I wonder what a saved, tongue-talking, demon-casting young African boy or girl feels about STMs today? What does s(he) know about missions… short or long term? How many missionaries does s(he) know personally?
If the African church can give God a tithe of tithes of tithes (that’s 10% of 10% of 10%)of their youth in STMs for 3yrs, we’ll bring closure to this commission in record time.
But will they? Why wont they? we keep guessing and ridiculing those going or attempting to, with great sounding teachings. Excuse me please!! Bring me some STMers save or sinners and let’s see what when God steps in to honor simple faith.
Tim, the title of Seth’s article is “6 ways short-term missions change lives”, which led me to think how STMs change the lives of the people ministered to. However, each of the 6 points has “you” or “your” as the focus in the title, which could have the appearance of being self-centered, even narcissistic toward those going. I fully agree that God can (and does) use STMs to change those going, and it may even be the primary purpose God sends them the first time. These points, as I stated earlier, can be (and are) masterfully and graciously brought by God to change us and prepare us for future work. But again, they are not the goal; worship is the goal. That was Christ’s goal in training His disciples, that was the Spirit’s goal in leading the nascent church in Acts, and that must be the church’s goal today.
I honestly think we are all on the same page here. I’m pretty sure we would all agree that Seth’s six points are not the ultimate goals of STMs. So please hear me: I am not disagreeing Seth’s blog. As I said earlier, Seth has made six excellent points – that was not lip service; I meant that. My point is simply to emphasize that we as pastors and teachers have a responsibility to teach/train/disciple those going on STMs that the goal is worship, not simply feeling better about yourself when you return. Will everyone one fully understand that before their first trip? Certainly not; but why not begin teaching them that before they go, reinforce it when they return, and reemphasize it as they go again?
Bradley, point well taken. I saw the intro, “Here are six ways that a short-term mission trip can change your life:” and that’s what I figured that was the context.

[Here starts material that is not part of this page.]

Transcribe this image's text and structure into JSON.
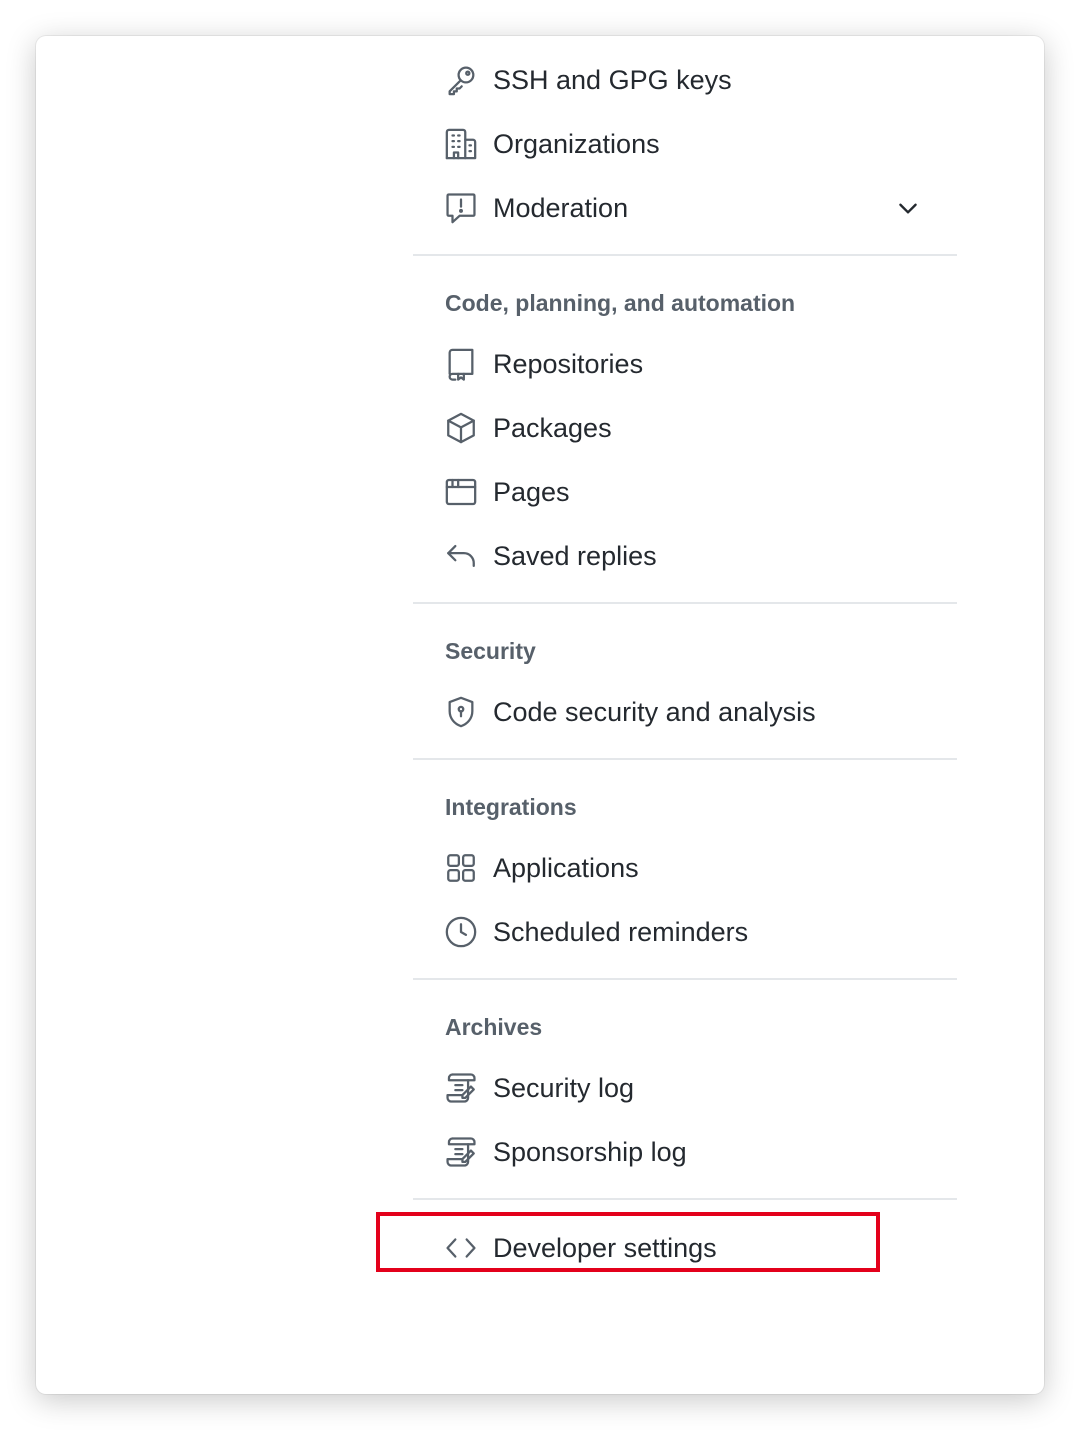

That’s why it didn’t bother me when his points were “you” and “your.” He didn’t say, “This is why we do STM” or “This is the goal of STM” to introduce the post. The stuff we’re talking about now I think we all agree with, it just wasn’t the point of this post, that’s all. 🙂